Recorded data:
___
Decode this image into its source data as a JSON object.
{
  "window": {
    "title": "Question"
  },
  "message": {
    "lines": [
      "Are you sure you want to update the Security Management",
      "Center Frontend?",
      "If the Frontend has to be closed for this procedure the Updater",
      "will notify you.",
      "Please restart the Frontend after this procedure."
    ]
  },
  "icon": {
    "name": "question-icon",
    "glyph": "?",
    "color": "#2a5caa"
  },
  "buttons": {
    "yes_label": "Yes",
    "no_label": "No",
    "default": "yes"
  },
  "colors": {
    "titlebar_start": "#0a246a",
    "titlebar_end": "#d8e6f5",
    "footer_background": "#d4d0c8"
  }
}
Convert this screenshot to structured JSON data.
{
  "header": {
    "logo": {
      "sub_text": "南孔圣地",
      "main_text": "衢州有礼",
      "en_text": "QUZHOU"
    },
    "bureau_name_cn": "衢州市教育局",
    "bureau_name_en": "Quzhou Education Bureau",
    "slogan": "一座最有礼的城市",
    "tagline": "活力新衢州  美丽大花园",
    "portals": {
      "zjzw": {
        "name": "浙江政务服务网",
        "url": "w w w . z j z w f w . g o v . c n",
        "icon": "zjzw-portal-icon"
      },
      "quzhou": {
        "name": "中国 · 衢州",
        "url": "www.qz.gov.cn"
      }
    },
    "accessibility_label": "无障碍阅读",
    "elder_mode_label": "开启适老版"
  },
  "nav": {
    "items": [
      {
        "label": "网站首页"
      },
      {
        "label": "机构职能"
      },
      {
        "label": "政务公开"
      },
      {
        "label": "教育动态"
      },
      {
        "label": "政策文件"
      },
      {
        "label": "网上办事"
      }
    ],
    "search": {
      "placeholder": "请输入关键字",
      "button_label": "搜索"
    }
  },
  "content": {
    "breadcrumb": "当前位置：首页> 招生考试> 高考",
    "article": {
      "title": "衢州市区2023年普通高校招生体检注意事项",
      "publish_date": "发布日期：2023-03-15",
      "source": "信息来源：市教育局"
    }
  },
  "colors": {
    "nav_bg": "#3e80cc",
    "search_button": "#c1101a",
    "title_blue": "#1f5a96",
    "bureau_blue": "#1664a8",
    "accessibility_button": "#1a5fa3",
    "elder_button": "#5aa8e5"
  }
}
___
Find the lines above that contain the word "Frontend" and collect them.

Response for this exercise:
      "Center Frontend?",
      "If the Frontend has to be closed for this procedure the Updater",
      "Please restart the Frontend after this procedure."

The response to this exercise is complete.